> Task inputs:
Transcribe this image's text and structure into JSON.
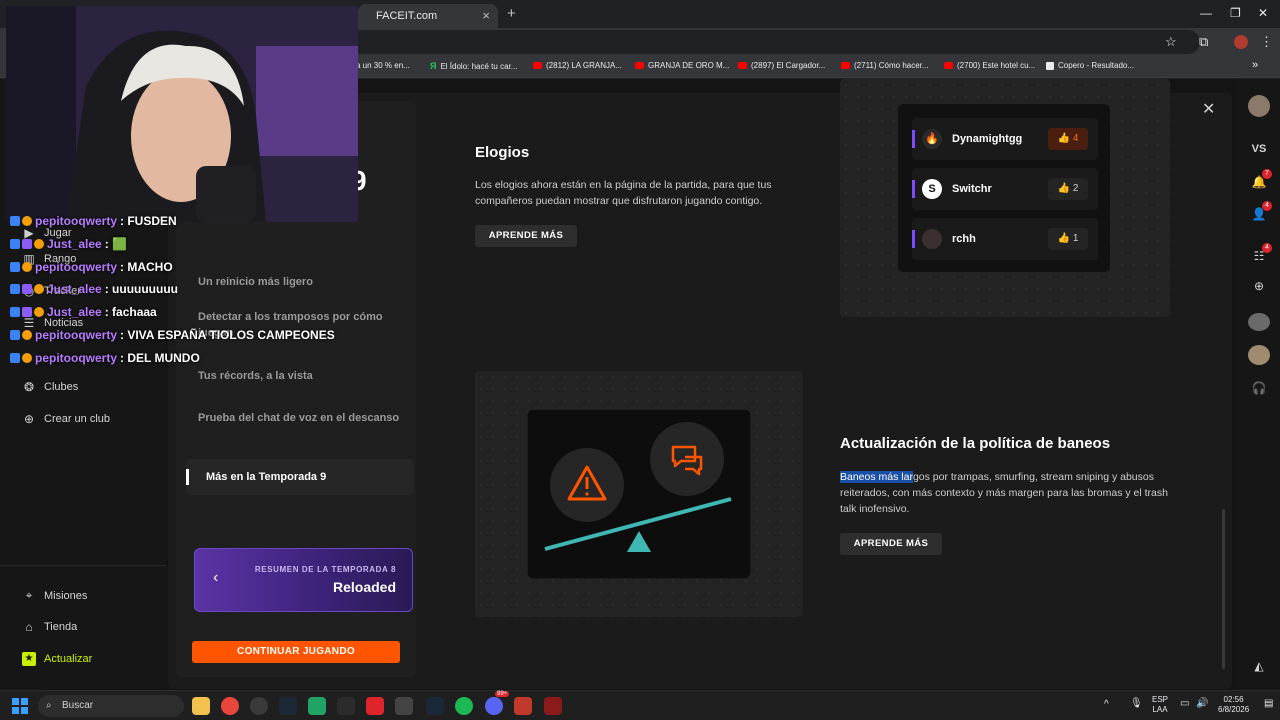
{
  "browser": {
    "tab_title": "FACEIT.com",
    "tab_close": "×",
    "new_tab": "+",
    "bookmarks": [
      {
        "label": "a un 30 % en...",
        "kind": "none"
      },
      {
        "label": "El Ídolo: hacé tu car...",
        "kind": "gr"
      },
      {
        "label": "(2812) LA GRANJA...",
        "kind": "yt"
      },
      {
        "label": "GRANJA DE ORO M...",
        "kind": "yt"
      },
      {
        "label": "(2897) El Cargador...",
        "kind": "yt"
      },
      {
        "label": "(2711) Cómo hacer...",
        "kind": "yt"
      },
      {
        "label": "(2700) Este hotel cu...",
        "kind": "yt"
      },
      {
        "label": "Copero - Resultado...",
        "kind": "cp"
      }
    ],
    "more_bookmarks": "»"
  },
  "sidebar": {
    "items": [
      {
        "label": "Jugar",
        "icon": "play-icon"
      },
      {
        "label": "Rango",
        "icon": "rank-icon"
      },
      {
        "label": "Tracker",
        "icon": "tracker-icon"
      },
      {
        "label": "Noticias",
        "icon": "news-icon"
      },
      {
        "label": "Clubes",
        "icon": "clubs-icon"
      },
      {
        "label": "Crear un club",
        "icon": "plus-circle-icon"
      }
    ],
    "bottom": [
      {
        "label": "Misiones",
        "icon": "missions-icon"
      },
      {
        "label": "Tienda",
        "icon": "shop-icon"
      },
      {
        "label": "Actualizar",
        "icon": "upgrade-icon"
      }
    ]
  },
  "rightbar": {
    "initials": "VS",
    "notif_badge": "7",
    "friends_badge": "4",
    "party_badge": "4"
  },
  "modal": {
    "big_number": "9",
    "toc": [
      "Un reinicio más ligero",
      "Detectar a los tramposos por cómo juegan",
      "Tus récords, a la vista",
      "Prueba del chat de voz en el descanso",
      "Más en la Temporada 9"
    ],
    "season_card": {
      "kicker": "RESUMEN DE LA TEMPORADA 8",
      "title": "Reloaded"
    },
    "continue_button": "CONTINUAR JUGANDO",
    "praise": {
      "title": "Elogios",
      "body": "Los elogios ahora están en la página de la partida, para que tus compañeros puedan mostrar que disfrutaron jugando contigo.",
      "button": "APRENDE MÁS",
      "players": [
        {
          "name": "Dynamightgg",
          "likes": "4",
          "active": true
        },
        {
          "name": "Switchr",
          "likes": "2",
          "active": false
        },
        {
          "name": "rchh",
          "likes": "1",
          "active": false
        }
      ]
    },
    "ban": {
      "title": "Actualización de la política de baneos",
      "body_highlight": "Baneos más lar",
      "body_rest": "gos por trampas, smurfing, stream sniping y abusos reiterados, con más contexto y más margen para las bromas y el trash talk inofensivo.",
      "button": "APRENDE MÁS"
    }
  },
  "chat": [
    {
      "user": "pepitooqwerty",
      "msg": ": FUSDEN"
    },
    {
      "user": "Just_alee",
      "msg": ": 🟩"
    },
    {
      "user": "pepitooqwerty",
      "msg": ": MACHO"
    },
    {
      "user": "Just_alee",
      "msg": ": uuuuuuuuu"
    },
    {
      "user": "Just_alee",
      "msg": ": fachaaa"
    },
    {
      "user": "pepitooqwerty",
      "msg": ": VIVA ESPAÑA TIOLOS CAMPEONES"
    },
    {
      "user": "pepitooqwerty",
      "msg": ": DEL MUNDO"
    }
  ],
  "taskbar": {
    "search_placeholder": "Buscar",
    "lang": "ESP",
    "lang2": "LAA",
    "time": "02:56",
    "date": "6/8/2026",
    "discord_badge": "99+"
  },
  "colors": {
    "accent": "#ff5500",
    "upgrade": "#c7f000",
    "purple": "#7b4dff",
    "teal": "#3fb8b4"
  }
}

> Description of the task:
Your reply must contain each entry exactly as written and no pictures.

> Result for this exercise:
Transcribe this image's text and structure into JSON.
{
  "browser": {
    "tab_title": "FACEIT.com",
    "tab_close": "×",
    "new_tab": "+",
    "bookmarks": [
      {
        "label": "a un 30 % en...",
        "kind": "none"
      },
      {
        "label": "El Ídolo: hacé tu car...",
        "kind": "gr"
      },
      {
        "label": "(2812) LA GRANJA...",
        "kind": "yt"
      },
      {
        "label": "GRANJA DE ORO M...",
        "kind": "yt"
      },
      {
        "label": "(2897) El Cargador...",
        "kind": "yt"
      },
      {
        "label": "(2711) Cómo hacer...",
        "kind": "yt"
      },
      {
        "label": "(2700) Este hotel cu...",
        "kind": "yt"
      },
      {
        "label": "Copero - Resultado...",
        "kind": "cp"
      }
    ],
    "more_bookmarks": "»"
  },
  "sidebar": {
    "items": [
      {
        "label": "Jugar",
        "icon": "play-icon"
      },
      {
        "label": "Rango",
        "icon": "rank-icon"
      },
      {
        "label": "Tracker",
        "icon": "tracker-icon"
      },
      {
        "label": "Noticias",
        "icon": "news-icon"
      },
      {
        "label": "Clubes",
        "icon": "clubs-icon"
      },
      {
        "label": "Crear un club",
        "icon": "plus-circle-icon"
      }
    ],
    "bottom": [
      {
        "label": "Misiones",
        "icon": "missions-icon"
      },
      {
        "label": "Tienda",
        "icon": "shop-icon"
      },
      {
        "label": "Actualizar",
        "icon": "upgrade-icon"
      }
    ]
  },
  "rightbar": {
    "initials": "VS",
    "notif_badge": "7",
    "friends_badge": "4",
    "party_badge": "4"
  },
  "modal": {
    "big_number": "9",
    "toc": [
      "Un reinicio más ligero",
      "Detectar a los tramposos por cómo juegan",
      "Tus récords, a la vista",
      "Prueba del chat de voz en el descanso",
      "Más en la Temporada 9"
    ],
    "season_card": {
      "kicker": "RESUMEN DE LA TEMPORADA 8",
      "title": "Reloaded"
    },
    "continue_button": "CONTINUAR JUGANDO",
    "praise": {
      "title": "Elogios",
      "body": "Los elogios ahora están en la página de la partida, para que tus compañeros puedan mostrar que disfrutaron jugando contigo.",
      "button": "APRENDE MÁS",
      "players": [
        {
          "name": "Dynamightgg",
          "likes": "4",
          "active": true
        },
        {
          "name": "Switchr",
          "likes": "2",
          "active": false
        },
        {
          "name": "rchh",
          "likes": "1",
          "active": false
        }
      ]
    },
    "ban": {
      "title": "Actualización de la política de baneos",
      "body_highlight": "Baneos más lar",
      "body_rest": "gos por trampas, smurfing, stream sniping y abusos reiterados, con más contexto y más margen para las bromas y el trash talk inofensivo.",
      "button": "APRENDE MÁS"
    }
  },
  "chat": [
    {
      "user": "pepitooqwerty",
      "msg": ": FUSDEN"
    },
    {
      "user": "Just_alee",
      "msg": ": 🟩"
    },
    {
      "user": "pepitooqwerty",
      "msg": ": MACHO"
    },
    {
      "user": "Just_alee",
      "msg": ": uuuuuuuuu"
    },
    {
      "user": "Just_alee",
      "msg": ": fachaaa"
    },
    {
      "user": "pepitooqwerty",
      "msg": ": VIVA ESPAÑA TIOLOS CAMPEONES"
    },
    {
      "user": "pepitooqwerty",
      "msg": ": DEL MUNDO"
    }
  ],
  "taskbar": {
    "search_placeholder": "Buscar",
    "lang": "ESP",
    "lang2": "LAA",
    "time": "02:56",
    "date": "6/8/2026",
    "discord_badge": "99+"
  },
  "colors": {
    "accent": "#ff5500",
    "upgrade": "#c7f000",
    "purple": "#7b4dff",
    "teal": "#3fb8b4"
  }
}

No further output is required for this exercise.